Mrs. Braxley would brandish her tooth-brush in the President's face, if provoked to it; and a brave commanderin-chief was she.
Poor Louise would have been very comfortably located, had it not been for uncle Joe, the meek husband of the abovementioned.
It seems that uncle Joe had been a gay rollicking blade in his youth, and that Mrs. Barbara had considered him rather beneath her daughter, and had opposed the match, " solely upon aristocratic grounds,” to use her own expression ; but finally, in consideration of Phoebe's low forehead and freckles, she graciously consented. Thereupon, uncle Joe, in his usual rash and inconsiderate manner, rushed young, high-spirited, and unbroken, into the matrimonial yoke, and found himself secured for life! I need not say that he was completely broken in a fleeting twelvemonth.
The daughter of Mrs. Barbara asserted and maintained her rights with a high hand. Year after year found her still gaining upon the enemy (Uncle Joe), who retreated and retreated, and being also seized with a furious rheumatism, he seized his pipe and took his corner, and was no more like the dashing Joe Braxley of the olden time, than he was like a gaudy war elephant of Siam. His wants were few and his pleasures were fewer. Half his time was spent in acute rheumatic pain, by which he was shockingly drawn; and the other half was divided in
sharp lookings-out for east winds, friendly chattings with friends, and vigorous ruhbings with pungent liniments and bearlike gloves, to keep the rheumatism at bay. Ah, could that young lady, who in bygone romantic days had so loved uncle Joe, and who had taken out to Alabama a broken heart, to be healed by gentle southern breezes; could she but see the gay young heart-breaker now! Her youthful dream would, alas, be broken, quite as effectually as was her heart. She would see, instead of her crisp-locked ideal, a bald-headed, plethoric, mild mannered man, sitting in his corner with his pipe, or with his bristly gloves and liniments, intently rubbing his knee joints ! What a picture for a broken heart! What a finale for greedy romance to digest!
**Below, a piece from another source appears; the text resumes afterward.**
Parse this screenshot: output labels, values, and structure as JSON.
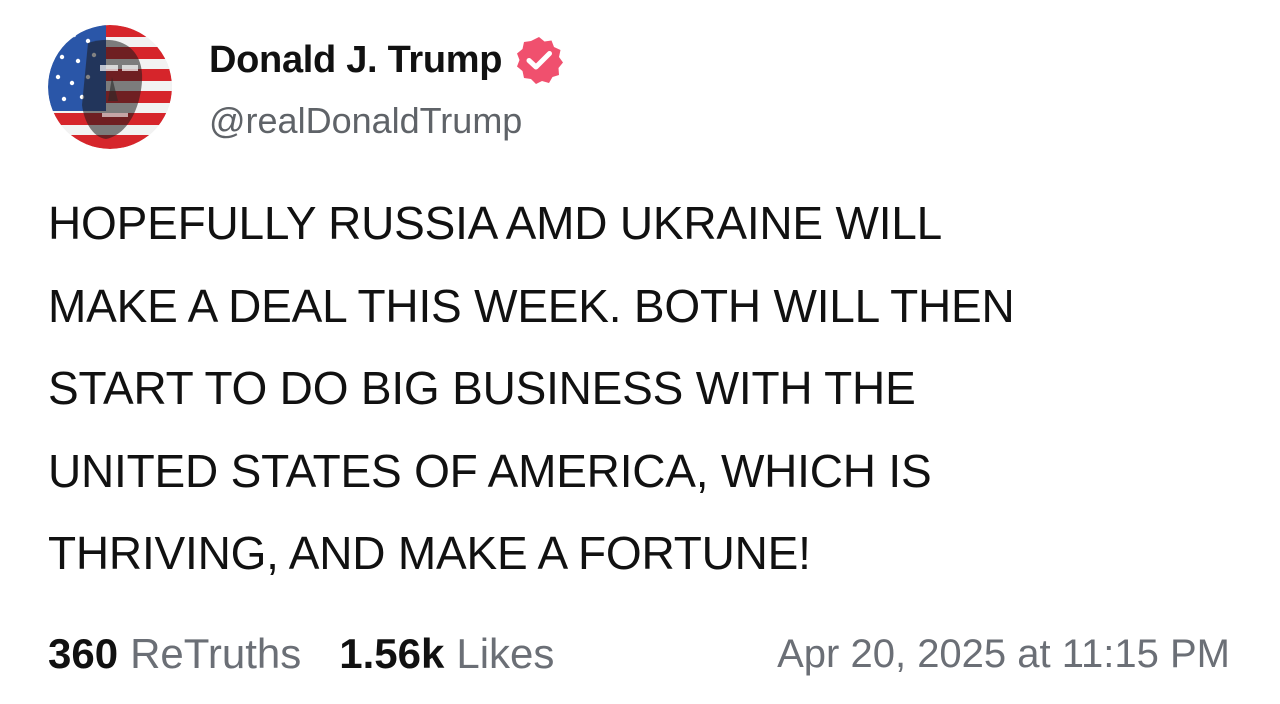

Still, there was an old twinkle in the corner of the eye, and a keen relish for a joke, and the echo of a once boisterous and hearty laugh, which pertinaciously clung to uncle Joe, and a few sparks of the old fire, which had resisted all the dampers of matrimony, which shone forth now and then, and made this hymenea! and rheumatic captive appear a jocund man at times.
Time's gorgeous panorama moved slowly on. The spring had budded and blossomed. The summer had blushed and deepened and passed away, and the flaunting crimson cloud-land, with its burnished splendors, had sobered and grown gray, and faded, and old Time was in the sere and yellow leaf. Young hearts were subdued, and old affections mellowed. Louise's exile was not yet over. She was, by papa's order, still pining in Mrs. Braxley's dominions. I hope my reader knows something of love. How he mocks at frowns and barriers. How young lovers, though separated, can wait, and hope, and bear up stoutly against all cruelty, and endure a variety of hardships and crosses, in a manner which must seem somewhat surprising to them after they have attained the object of their wishes. We all know how danger only stimulates young lovers; and how opposition will often change quite a commonplace and lukewarm passion into an heroic and sublime affair. How absence and parental tyranny have done more for the wily god than all the arrows in his quiver. How the beloved in absence can be easily decked with many imaginary beauties and graces, which his constant presence would too wofully dissipate. How one stolen interview is of more value to a lover than fifty unrebuked and prolonged sittings. In short, how Cupid only enlists obstinate parents in his service, and makes them fight blindly against themselves.